▶ What is required
Would you please return every line from the listing that contains the word "frames"?

==== Supplied records

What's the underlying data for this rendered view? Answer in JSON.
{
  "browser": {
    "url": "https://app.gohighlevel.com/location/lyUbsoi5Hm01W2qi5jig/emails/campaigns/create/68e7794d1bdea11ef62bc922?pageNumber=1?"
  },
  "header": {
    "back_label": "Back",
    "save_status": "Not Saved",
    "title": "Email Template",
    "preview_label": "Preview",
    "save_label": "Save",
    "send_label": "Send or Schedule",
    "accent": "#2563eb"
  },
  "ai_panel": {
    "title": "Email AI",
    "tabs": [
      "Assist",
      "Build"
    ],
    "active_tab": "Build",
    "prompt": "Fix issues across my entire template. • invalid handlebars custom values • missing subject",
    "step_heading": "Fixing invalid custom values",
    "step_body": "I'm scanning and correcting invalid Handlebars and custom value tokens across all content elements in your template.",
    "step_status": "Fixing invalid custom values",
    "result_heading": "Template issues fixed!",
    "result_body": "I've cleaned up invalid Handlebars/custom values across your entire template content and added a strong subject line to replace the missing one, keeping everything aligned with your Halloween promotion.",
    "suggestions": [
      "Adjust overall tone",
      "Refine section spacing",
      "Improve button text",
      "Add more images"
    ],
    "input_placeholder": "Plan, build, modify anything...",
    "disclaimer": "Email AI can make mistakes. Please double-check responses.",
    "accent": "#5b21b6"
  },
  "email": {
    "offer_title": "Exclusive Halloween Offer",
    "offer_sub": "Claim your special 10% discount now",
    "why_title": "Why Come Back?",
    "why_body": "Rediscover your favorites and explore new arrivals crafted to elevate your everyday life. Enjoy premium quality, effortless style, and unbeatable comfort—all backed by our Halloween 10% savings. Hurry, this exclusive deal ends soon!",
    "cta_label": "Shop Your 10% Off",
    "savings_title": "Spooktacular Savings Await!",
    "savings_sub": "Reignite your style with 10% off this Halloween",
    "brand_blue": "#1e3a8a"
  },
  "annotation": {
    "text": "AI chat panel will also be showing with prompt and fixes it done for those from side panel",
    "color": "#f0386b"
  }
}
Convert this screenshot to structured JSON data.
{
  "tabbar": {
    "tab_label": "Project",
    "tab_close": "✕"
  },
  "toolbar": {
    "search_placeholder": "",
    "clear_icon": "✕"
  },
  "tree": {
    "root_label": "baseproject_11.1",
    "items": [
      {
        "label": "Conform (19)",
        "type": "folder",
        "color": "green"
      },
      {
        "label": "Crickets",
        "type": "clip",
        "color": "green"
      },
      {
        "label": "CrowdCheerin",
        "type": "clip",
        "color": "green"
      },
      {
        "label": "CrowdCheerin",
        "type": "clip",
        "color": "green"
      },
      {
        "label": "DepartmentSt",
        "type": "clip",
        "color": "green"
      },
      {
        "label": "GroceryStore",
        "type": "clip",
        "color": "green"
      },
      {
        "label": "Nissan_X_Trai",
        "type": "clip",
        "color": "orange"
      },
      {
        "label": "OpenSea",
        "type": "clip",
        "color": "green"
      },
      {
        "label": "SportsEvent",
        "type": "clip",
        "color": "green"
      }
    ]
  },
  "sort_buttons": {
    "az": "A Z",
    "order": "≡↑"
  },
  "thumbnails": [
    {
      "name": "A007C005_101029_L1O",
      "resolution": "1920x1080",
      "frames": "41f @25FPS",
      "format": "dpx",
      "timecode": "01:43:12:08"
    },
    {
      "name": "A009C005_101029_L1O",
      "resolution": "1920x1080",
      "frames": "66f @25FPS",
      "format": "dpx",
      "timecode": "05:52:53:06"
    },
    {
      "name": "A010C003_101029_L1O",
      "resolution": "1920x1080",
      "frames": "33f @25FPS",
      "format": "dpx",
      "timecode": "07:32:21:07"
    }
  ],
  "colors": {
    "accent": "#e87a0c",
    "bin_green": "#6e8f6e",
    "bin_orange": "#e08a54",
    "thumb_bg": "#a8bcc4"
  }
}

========

▶ Exercise result
      "frames": "41f @25FPS",
      "frames": "66f @25FPS",
      "frames": "33f @25FPS",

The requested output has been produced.